  • Hoof-packing can combat thrush. Best to get rid of the thrust first though.
  • Hoof-packing treatments consist of thick tar or putty packed around the frog and covered with a leather pad, then the horse is shod (not unlike shoeing the show horse but without a weighted shoe).
  • Packing remedies have the benefit of helping to seal out debris. This is especially helpful if you are not able to treat the hoof daily.

2. Move the horse to a dry area. If the horse is stabled, maintain a clean, dry, well-bedded stall. If your horse is confined in wet, soiled conditions or excessively muddy pasture, you will need to relocate him into a drier environment to eliminate the constant exposure to moisture.

3. Attack the thrush with your farrier's recommended medication - there are several excellent choices on the market. Get the thrush "where it lives." That means in the tough places, especially in the frog and the heel. The Old Gray Mare recommends using a syringe. Liberally squirt the liquid or soft salve into the deepest crevices of the frog, paying particular attention to the heel. Insert the syringe deeply into the tissue and plunge in the medication.

One very effective medication for thrush is not made specifically for horses - it is made for treating fungal infections in cow teats and udders. It is sold in a syringe and can be squirted directly into the frog as already described above. The Old Gray Mare has seen it used at a large show stable with superior results after just a week or two of treatment, in conjunction with one of the popular thrush ointments.

You can also try iodine or full strength bleach. Both work well for a very short repetitive cycle. Never use these liquids for a prolonged period of time because they have a severe drying effect on hoof tissue and are too harsh to be used routinely.

You can also try undiluted Apple Cider Vinegar or Hydrogen Peroxide for mild cases of thrush.

4. Apply the thrush medicine with a small stiff brush or use lots of clean swabs, forcing the bristles or swabs into the cracks and crevices. Saturate the underside of the hoof as well as the hoof walls. You want to pay close attention to the difficult-to-reach spaces.

5. After application of the medicine, hold the foot upside down for a minute to create a sort of "bowl" to keep most of the healing fluid or ointment cupped in the hoof.

6. Treat the horse on a daily basis and once you get the condition under control, cut the medication back to every other day and so on until you can maintain with daily cleanings and an occasional application of hoof conditioner.

7. Finally, The Old Gray Mare recommends you keep tabs on hoof dryness during treatment.
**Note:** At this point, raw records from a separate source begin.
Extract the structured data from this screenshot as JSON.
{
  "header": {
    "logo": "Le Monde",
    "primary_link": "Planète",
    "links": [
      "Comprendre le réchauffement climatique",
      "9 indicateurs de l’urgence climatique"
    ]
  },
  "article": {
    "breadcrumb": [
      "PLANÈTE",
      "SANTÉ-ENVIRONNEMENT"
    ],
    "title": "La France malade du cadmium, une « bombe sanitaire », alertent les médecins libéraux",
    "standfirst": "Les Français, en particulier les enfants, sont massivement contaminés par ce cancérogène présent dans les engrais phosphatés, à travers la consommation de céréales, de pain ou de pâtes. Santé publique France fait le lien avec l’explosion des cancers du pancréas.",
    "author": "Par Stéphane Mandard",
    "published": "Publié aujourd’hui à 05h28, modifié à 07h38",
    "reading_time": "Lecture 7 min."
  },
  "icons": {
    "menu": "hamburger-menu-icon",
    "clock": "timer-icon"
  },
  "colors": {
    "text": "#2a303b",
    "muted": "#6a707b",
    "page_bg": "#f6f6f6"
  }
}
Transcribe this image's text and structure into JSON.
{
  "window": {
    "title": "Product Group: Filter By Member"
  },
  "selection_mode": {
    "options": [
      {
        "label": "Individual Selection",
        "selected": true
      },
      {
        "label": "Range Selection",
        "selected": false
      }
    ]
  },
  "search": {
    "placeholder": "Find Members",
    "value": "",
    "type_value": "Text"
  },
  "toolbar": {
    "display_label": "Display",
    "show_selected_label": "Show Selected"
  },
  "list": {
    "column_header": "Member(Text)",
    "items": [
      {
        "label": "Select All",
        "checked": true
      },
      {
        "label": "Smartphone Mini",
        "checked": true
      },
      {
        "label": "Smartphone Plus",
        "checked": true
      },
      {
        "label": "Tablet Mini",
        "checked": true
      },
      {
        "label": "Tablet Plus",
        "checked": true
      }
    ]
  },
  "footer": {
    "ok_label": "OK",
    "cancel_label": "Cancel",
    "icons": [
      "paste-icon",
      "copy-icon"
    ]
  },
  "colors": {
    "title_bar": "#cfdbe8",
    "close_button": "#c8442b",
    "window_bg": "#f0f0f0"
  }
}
Treating thrush can be fairly aggressive and may excessively dry out the hoof over time. Do not forget to apply hoof conditioner every few days along the coronet band all the way around the hoof, but especially at the heel above the frog.

8. If your horse is prone to recurrent episodes of thrush even though you meticulously maintain his stall, you will need to institute a preventative care regimen that controls the problem. Clean your horse's hooves daily. Every few days, along with hoof conditioner, use diluted bleach, a thrush product, hydrogen peroxide or diluted apple cider vinegar.

Finally, develop your game plan to prevent thrush in the first place!

This article and articles on horse care, hints and various other topics are written by The Old Gray Mare™ and can be found at www.DressYourHorse.com™.